Philipp Kohlschreiber holds up the German flag at the German Open 2016. After a rather bad first set – like in his first-round match against Carlos Berlocq – the German number one raised his game against the Argentinian underdog, Nicolas Kicker, and thus booked a place in the quarter finals. After almost two hours, the 30-year old player from Augsburg enjoyed as the crowd celebrated him for his 4-6, 6-1 and 6-2 victory.
“I was very nervous at the beginning being aware of the chance I have here. However, I pulled myself together in time. My opponent didn’t have anything to lose. I might have been the favourite on paper but everybody here surely knows how to play tennis which doesn’t make things any easier sometimes,” said Philipp Kohlschreiber during his post-match interview on the Centre Court.

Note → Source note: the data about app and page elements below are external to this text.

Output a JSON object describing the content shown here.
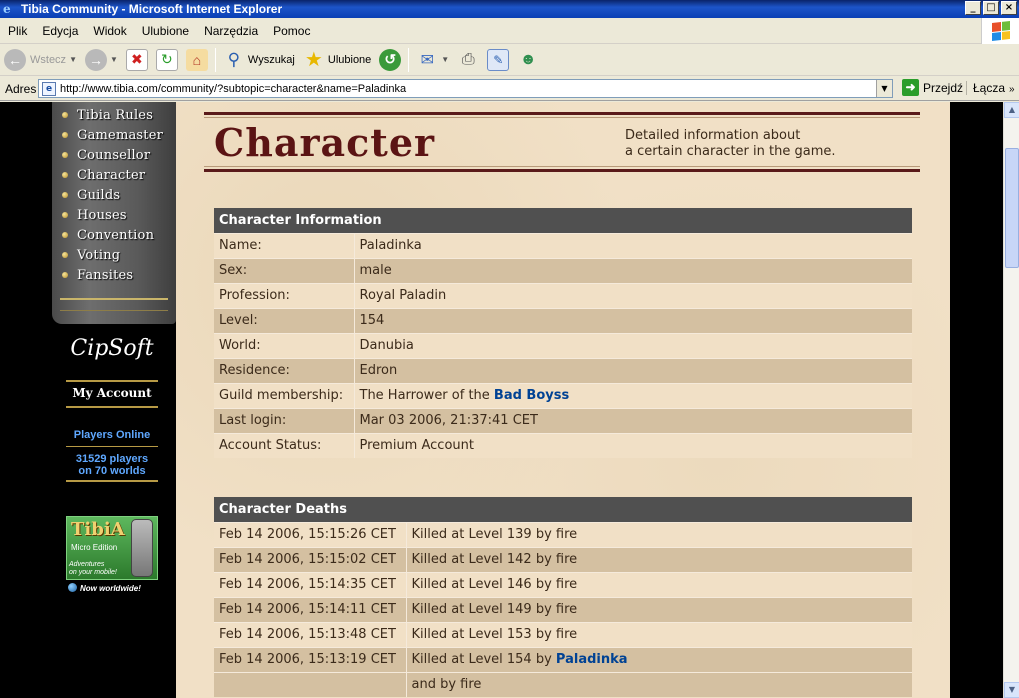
{
  "window": {
    "title": "Tibia Community - Microsoft Internet Explorer",
    "app_icon": "e",
    "controls": [
      "_",
      "□",
      "×"
    ]
  },
  "menu": [
    "Plik",
    "Edycja",
    "Widok",
    "Ulubione",
    "Narzędzia",
    "Pomoc"
  ],
  "toolbar": {
    "back_label": "Wstecz",
    "search_label": "Wyszukaj",
    "favorites_label": "Ulubione"
  },
  "address": {
    "label": "Adres",
    "url": "http://www.tibia.com/community/?subtopic=character&name=Paladinka",
    "go_label": "Przejdź",
    "links_label": "Łącza"
  },
  "nav": {
    "items": [
      "Tibia Rules",
      "Gamemaster",
      "Counsellor",
      "Character",
      "Guilds",
      "Houses",
      "Convention",
      "Voting",
      "Fansites"
    ],
    "cipsoft_logo": "CipSoft",
    "my_account": "My Account",
    "players_online_title": "Players Online",
    "players_online_line1": "31529 players",
    "players_online_line2": "on 70 worlds",
    "tibiame": {
      "logo": "TibiA",
      "subtitle": "Micro Edition",
      "tagline_1": "Adventures",
      "tagline_2": "on your mobile!",
      "worldwide": "Now worldwide!"
    }
  },
  "page": {
    "heading": "Character",
    "description_line1": "Detailed information about",
    "description_line2": "a certain character in the game."
  },
  "character_info": {
    "title": "Character Information",
    "rows": [
      {
        "label": "Name:",
        "value": "Paladinka"
      },
      {
        "label": "Sex:",
        "value": "male"
      },
      {
        "label": "Profession:",
        "value": "Royal Paladin"
      },
      {
        "label": "Level:",
        "value": "154"
      },
      {
        "label": "World:",
        "value": "Danubia"
      },
      {
        "label": "Residence:",
        "value": "Edron"
      },
      {
        "label": "Guild membership:",
        "value": "The Harrower of the ",
        "link": "Bad Boyss"
      },
      {
        "label": "Last login:",
        "value": "Mar 03 2006, 21:37:41 CET"
      },
      {
        "label": "Account Status:",
        "value": "Premium Account"
      }
    ]
  },
  "character_deaths": {
    "title": "Character Deaths",
    "rows": [
      {
        "date": "Feb 14 2006, 15:15:26 CET",
        "text": "Killed at Level 139 by fire"
      },
      {
        "date": "Feb 14 2006, 15:15:02 CET",
        "text": "Killed at Level 142 by fire"
      },
      {
        "date": "Feb 14 2006, 15:14:35 CET",
        "text": "Killed at Level 146 by fire"
      },
      {
        "date": "Feb 14 2006, 15:14:11 CET",
        "text": "Killed at Level 149 by fire"
      },
      {
        "date": "Feb 14 2006, 15:13:48 CET",
        "text": "Killed at Level 153 by fire"
      },
      {
        "date": "Feb 14 2006, 15:13:19 CET",
        "text": "Killed at Level 154 by ",
        "link": "Paladinka"
      },
      {
        "date": "",
        "text": "and by fire"
      }
    ]
  },
  "colors": {
    "header_bg": "#505050",
    "row_light": "#f1e0c6",
    "row_dark": "#d4c0a1",
    "link": "#004294",
    "heading": "#5b1414"
  }
}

Kicker, who had celebrated his first victory on the ATP Tour after his first-round match, started the encounter against the number 22 of the world without any fear and immediately broke Kohlschreiber’s first service game. The 23-year old player from Merlo delighted with his solid baseline game, whereas the German made too many errors during the first set while trying to dictate the game. Thus, the Argentinian, who had only had his debut on the ATP World Tour in spring, took the first set. Kohlschreiber didn’t start rushing but pushed the reset button and more consistently stuck to his game plan, thus only losing another three games.
On Friday, in the quarters, he will be facing an Argentinian player for the third time in a row in this tournament. “It is another player I will have to watch on YouTube because I don’t know a lot about him,” Kohlschreiber explained. Olivo won the Argentinian duel against Maximo Gonzalez 6-3, 6-4. The 24-year old is ranked almost 100 placed behind Gonzalez which, however, on the “Centre Court of the World” was hardly to be noticed. Olivio moved well and was the more courageous player. Furthermore, he fended off all three of his opponent’s break points. Gonzalez surprised the crowd in his first-round match when he beat Jeremy Chardy after fending off match point. Now, he simply lacked the energy to turn things around – especially since Gonzalez was also struggling with physical problems. In the second set, the physio had to give him a pain killer.
The Uruguayan, Pablo Cuevas, reconfirms his status as one of the best clay court players of 2016. It took Cuevas merely 77 minutes to wrap up the all South American match against the Brazilian qualifier, Thiago Monteiro, 6-2 6-3, and thus book a place in the quarters of the most important German clay court tournament.
Especially on his own serve, Cuevas seems untouchable. While in his first-round match against Florian Mayer he didn’t even allow one break point he granted Monteiro just one and earned himself a total of 13 break points which proofs how one-sided the match was. Cuevas surely displayed his class: the “Uru” was very athletic and aggressive, not permitting Monteiro to come up with an answer. “Thiago is a very good player. He didn’t have anything to lose and I’m really happy I made it. The crowd’s support was fantastic, especially my fan club’s,” Cuevas said happily about his victory, as well as the cheers of the kids supporting him within the framework of the “Children for Champions” activity in Hamburg – and, who knows, they might even support him through to the final on Sunday! After all, Cuevas has long become one of the hottest contenders to win the tournament.
In order to make another step towards the trophy Cuevas will have to face the Frenchman, Paul-Henri Mathieu. Last night, the Frenchman and his opponent, Nicolas Almagro surely competed in the so far best match of this year’s tournament. After a real nearly three-hour thriller, the 34-year old player converted his second match point with a net cord shot and wrapped up the match 4-6, 7-6, 7-5 – pure drama indeed! As usual, Almagro showed his emotional side and caused the Hamburg crowd to resent his temper. Although he clearly was the better server he was too careless when trying to use his chances and lost his nerves in the deciding moments. Although the 30-year old Iberian took the first set 6-4, he couldn’t use any of the ten break points he had throughout the encounter. Mathieu drew on all his experience, won the second set in the tiebreaker, calmly waited for his chances in the third and eventually won the last game of the third set 40 love.